And don’t use casual, relaxed language in a stressful situation. Choose words that reflect the urgency, tension and conflict.
Before: “David’s cell phone rang. It was his wife Carole, who was three blocks away in her office, babbling hysterically. He yelled for his colleague Todd, grabbed his jacket and headed for the elevator. When they got to street level, David jogged towards Carole’s office building. Todd ran comfortably by his side. When they got there, he found the area crawling with police.”
Jodie’s comment: Best to not use words like “comfortably” at a time of stress. Choose words that fit the mood and tone of the moment better. Even “jogging” could be replaced with a word that indicates more urgency.
One possibility: “When they got to street level, David took off running towards Carole’s office building. Todd raced to catch up.”

Also, there are a lot of nuances for showing a character looking at someone or something. The verbs “glare,” “glance,” “scan,” “peer,” “study,” and “gaze” have quite different meanings, for example.
“Brock glared at the intruder with the gun, eyes wide with fear. He shifted his stare to Gord, mouthing, ‘Help’.”
Jodie’s comment: “glared” doesn’t go with “eyes wide with fear.” Glared is for anger. Maybe “stared” here? And “shifted his gaze”? Or maybe: “Brock’s eyes widened with fear at the intruder with the gun. He shifted his gaze to Gord, mouthing, ‘Help’.”
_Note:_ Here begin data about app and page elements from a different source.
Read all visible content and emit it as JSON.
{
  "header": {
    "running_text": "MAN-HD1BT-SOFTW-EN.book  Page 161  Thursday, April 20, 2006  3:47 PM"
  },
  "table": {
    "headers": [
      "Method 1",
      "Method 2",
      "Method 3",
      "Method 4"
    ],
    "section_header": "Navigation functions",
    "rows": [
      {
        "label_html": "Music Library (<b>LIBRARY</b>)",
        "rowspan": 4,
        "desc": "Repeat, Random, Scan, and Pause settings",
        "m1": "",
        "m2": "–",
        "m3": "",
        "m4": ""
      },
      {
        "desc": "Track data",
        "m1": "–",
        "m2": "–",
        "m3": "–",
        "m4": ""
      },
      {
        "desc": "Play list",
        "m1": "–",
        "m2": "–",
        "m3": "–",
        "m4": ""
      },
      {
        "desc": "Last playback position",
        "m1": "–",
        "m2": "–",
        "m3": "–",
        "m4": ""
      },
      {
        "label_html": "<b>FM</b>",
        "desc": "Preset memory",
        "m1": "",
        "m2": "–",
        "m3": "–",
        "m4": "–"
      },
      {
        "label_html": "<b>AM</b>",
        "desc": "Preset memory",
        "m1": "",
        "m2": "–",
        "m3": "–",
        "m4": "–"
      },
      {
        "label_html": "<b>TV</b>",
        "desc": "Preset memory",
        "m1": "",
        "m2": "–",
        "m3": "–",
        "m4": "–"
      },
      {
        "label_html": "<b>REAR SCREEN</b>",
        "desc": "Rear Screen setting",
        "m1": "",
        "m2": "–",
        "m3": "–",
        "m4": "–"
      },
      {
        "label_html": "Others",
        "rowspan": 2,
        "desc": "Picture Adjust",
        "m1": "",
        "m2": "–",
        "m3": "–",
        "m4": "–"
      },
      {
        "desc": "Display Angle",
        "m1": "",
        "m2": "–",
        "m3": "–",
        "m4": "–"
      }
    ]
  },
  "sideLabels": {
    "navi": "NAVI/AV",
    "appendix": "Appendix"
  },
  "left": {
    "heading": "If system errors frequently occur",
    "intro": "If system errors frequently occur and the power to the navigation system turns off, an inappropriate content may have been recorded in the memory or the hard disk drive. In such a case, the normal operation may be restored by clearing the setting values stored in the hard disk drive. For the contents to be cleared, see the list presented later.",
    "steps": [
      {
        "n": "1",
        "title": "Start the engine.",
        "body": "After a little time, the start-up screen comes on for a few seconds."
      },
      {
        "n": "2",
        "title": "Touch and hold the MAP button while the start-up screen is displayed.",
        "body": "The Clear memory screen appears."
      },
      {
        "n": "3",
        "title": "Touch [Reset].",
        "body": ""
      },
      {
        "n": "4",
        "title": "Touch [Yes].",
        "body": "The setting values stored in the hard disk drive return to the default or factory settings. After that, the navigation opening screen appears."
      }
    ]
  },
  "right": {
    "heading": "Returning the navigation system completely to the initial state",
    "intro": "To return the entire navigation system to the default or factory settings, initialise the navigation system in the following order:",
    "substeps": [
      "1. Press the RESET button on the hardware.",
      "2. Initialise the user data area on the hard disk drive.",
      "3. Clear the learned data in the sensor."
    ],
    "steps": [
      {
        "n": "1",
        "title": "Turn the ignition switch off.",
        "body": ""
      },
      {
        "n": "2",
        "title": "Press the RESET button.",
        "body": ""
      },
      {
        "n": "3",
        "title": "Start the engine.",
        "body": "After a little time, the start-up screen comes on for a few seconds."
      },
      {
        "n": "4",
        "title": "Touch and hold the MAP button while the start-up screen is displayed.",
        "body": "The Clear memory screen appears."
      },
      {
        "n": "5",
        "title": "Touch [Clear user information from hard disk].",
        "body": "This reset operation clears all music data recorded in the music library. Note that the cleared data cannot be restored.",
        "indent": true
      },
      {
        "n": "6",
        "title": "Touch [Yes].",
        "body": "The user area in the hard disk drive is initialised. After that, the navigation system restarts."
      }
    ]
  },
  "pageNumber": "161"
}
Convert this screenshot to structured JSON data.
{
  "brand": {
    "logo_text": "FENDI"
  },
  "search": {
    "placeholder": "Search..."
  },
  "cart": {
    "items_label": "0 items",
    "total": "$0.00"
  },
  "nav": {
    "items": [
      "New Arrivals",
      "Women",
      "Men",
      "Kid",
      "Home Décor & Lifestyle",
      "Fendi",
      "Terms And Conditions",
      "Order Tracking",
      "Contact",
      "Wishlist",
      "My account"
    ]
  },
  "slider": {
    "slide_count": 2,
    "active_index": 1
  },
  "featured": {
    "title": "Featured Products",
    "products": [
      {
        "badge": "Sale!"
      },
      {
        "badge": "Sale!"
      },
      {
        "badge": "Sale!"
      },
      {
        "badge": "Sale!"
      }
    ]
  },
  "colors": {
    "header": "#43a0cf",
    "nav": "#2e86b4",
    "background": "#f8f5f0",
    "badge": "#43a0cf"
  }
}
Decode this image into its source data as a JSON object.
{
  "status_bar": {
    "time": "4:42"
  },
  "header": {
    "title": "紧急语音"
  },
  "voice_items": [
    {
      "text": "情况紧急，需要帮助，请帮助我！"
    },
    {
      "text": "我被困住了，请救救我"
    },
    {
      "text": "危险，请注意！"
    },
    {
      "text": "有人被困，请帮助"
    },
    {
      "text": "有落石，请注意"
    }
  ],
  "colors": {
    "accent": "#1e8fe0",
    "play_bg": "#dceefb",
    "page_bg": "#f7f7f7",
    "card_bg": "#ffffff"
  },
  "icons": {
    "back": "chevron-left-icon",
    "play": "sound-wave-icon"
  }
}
“At the funeral, the widow caught Peter’s glance and squinted her eyes in accusation. She no doubt held him responsible for her husband’s death.”
Jodie’s comment: “squinted” is like against the bright sun. I’d say “narrowed her eyes” or “glared at him.”

Also, for maximum power, in most cases it’s best to choose the active form of verbs, like “chased” rather than “was chasing.”

If you haven't already, it's a good idea to start a new Word file and call it “Thesaurus” or “Synonyms,” then make lists for the verbs you use most in your writing, like walk, move, look, run, eat, drink, etc. That way you can quickly find lots of variations and try them on for size. It's definitely worth the bit of extra effort to capture just the right word for the situation.
See also my companion article, “TheThesaurus is Your Friend – Really!” over at Crime Fiction Collective.
Copyright © Jodie Renner, August 2012

Jodie Renner, a freelance fiction editor specializing in thrillers and other fast-paced fiction, has published two books to date in her series, An Editor’s Guide to Writing Compelling Fiction: WRITING A KILLER THRILLER and STYLE THAT SIZZLES & PACING FOR POWER (Silver Medalist in the FAPA Book Awards, 2013). Both titles are available in e-book and paperback. For more info, please visit Jodie’s author website or editor website, or find her on Facebook or Twitter.